(Recorded data Opens)
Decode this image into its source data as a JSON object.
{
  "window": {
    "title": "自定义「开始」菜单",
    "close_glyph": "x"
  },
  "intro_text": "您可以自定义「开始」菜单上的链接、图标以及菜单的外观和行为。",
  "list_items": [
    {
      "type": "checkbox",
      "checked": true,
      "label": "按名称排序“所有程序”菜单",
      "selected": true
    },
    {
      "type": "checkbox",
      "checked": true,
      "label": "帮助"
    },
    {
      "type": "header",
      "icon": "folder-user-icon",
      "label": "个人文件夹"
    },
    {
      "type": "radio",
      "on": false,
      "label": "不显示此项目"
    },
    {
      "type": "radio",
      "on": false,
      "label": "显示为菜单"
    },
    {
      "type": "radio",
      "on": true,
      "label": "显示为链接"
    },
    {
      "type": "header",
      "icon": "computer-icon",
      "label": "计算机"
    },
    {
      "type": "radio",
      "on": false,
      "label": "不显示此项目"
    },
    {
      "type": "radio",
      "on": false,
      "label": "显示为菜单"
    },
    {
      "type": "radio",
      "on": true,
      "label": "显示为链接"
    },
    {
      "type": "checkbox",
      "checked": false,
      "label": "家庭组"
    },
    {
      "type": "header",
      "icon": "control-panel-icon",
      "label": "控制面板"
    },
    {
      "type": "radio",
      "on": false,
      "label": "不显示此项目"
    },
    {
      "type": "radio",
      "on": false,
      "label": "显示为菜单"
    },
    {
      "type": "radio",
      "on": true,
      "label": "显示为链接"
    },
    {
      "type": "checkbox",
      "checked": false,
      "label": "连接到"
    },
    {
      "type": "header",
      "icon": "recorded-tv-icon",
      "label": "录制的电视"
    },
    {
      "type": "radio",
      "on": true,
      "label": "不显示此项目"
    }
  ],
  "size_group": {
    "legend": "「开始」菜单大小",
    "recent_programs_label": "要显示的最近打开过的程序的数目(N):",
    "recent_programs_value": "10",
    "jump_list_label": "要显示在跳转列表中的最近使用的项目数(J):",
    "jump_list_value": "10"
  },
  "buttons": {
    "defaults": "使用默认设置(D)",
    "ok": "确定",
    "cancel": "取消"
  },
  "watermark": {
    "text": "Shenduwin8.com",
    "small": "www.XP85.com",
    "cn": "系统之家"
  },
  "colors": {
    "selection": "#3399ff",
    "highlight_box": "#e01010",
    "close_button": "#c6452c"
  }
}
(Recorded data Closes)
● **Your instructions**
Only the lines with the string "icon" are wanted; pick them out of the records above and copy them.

● **Response to this exercise**
      "icon": "folder-user-icon",
      "icon": "computer-icon",
      "icon": "control-panel-icon",
      "icon": "recorded-tv-icon",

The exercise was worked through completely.